### Available data ###
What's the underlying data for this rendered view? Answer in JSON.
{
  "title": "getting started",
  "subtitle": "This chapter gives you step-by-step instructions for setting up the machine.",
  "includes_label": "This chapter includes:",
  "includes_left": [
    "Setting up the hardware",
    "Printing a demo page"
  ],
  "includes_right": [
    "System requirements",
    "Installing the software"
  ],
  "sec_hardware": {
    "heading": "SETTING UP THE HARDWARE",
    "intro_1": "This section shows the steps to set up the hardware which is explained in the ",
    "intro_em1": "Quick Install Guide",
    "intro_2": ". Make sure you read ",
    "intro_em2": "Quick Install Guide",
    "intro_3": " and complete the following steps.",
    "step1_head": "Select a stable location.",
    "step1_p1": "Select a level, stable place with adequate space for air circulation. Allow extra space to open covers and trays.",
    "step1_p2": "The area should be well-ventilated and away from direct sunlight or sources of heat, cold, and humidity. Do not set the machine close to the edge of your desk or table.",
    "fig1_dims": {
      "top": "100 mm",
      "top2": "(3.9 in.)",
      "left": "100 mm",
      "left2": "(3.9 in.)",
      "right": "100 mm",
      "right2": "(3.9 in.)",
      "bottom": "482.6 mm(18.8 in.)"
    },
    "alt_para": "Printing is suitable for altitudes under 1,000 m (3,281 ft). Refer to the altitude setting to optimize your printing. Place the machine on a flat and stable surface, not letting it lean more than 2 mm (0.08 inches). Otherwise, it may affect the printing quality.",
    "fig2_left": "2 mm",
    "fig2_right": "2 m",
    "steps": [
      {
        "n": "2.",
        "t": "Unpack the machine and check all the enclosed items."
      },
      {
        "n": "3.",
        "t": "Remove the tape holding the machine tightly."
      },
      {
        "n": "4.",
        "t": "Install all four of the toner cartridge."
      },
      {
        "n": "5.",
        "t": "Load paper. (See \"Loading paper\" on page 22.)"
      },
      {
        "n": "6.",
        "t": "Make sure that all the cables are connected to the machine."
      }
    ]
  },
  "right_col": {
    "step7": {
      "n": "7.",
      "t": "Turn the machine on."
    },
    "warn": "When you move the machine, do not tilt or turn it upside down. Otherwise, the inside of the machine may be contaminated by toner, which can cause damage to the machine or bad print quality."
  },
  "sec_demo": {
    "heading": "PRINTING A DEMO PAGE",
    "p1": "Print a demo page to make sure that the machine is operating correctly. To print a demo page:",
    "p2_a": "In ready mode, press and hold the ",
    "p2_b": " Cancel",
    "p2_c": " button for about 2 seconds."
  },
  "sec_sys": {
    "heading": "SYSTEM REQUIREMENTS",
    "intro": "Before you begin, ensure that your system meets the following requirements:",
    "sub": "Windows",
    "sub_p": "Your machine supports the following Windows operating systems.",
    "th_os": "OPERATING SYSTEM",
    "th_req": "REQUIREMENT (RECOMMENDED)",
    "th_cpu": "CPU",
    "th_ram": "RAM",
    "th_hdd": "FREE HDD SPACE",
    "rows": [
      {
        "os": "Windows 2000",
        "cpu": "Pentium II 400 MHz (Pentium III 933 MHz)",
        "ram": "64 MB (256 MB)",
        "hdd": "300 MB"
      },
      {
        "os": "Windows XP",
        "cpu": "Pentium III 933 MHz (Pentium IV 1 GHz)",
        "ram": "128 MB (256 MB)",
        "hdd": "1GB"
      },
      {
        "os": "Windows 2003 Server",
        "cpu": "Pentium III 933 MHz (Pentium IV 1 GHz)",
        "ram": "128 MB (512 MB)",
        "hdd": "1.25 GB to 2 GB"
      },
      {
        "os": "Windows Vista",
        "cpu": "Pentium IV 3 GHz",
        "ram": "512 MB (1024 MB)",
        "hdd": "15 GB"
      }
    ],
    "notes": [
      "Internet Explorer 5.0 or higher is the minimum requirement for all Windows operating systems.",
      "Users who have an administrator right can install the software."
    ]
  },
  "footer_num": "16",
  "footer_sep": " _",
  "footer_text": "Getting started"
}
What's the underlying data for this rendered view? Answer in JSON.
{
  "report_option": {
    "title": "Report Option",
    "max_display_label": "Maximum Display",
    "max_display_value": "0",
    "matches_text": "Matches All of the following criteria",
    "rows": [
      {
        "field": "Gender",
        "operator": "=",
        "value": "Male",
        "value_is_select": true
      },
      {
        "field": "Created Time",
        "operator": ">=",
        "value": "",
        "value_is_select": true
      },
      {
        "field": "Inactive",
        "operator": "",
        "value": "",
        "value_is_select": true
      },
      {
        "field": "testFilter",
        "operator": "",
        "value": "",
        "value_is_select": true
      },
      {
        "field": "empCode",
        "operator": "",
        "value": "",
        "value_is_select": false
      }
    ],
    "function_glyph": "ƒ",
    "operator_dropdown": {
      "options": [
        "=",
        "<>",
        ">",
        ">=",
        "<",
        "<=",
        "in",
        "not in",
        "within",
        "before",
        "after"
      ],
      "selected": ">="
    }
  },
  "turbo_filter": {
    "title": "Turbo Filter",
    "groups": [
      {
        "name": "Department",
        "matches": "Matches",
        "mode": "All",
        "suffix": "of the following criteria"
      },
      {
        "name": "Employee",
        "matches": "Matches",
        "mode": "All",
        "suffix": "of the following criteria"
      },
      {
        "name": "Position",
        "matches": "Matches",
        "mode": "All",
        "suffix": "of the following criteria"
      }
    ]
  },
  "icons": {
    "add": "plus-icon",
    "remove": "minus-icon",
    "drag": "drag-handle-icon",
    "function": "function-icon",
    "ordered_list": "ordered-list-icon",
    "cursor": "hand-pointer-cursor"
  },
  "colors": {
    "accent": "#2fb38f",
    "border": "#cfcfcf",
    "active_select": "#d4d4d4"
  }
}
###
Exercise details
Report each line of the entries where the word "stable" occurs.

Response to the exercise
    "step1_head": "Select a stable location.",
    "step1_p1": "Select a level, stable place with adequate space for air circulation. Allow extra space to open covers and trays.",
    "alt_para": "Printing is suitable for altitudes under 1,000 m (3,281 ft). Refer to the altitude setting to optimize your printing. Place the machine on a flat and stable surface, not letting it lean more than 2 mm (0.08 inches). Otherwise, it may affect the printing quality.",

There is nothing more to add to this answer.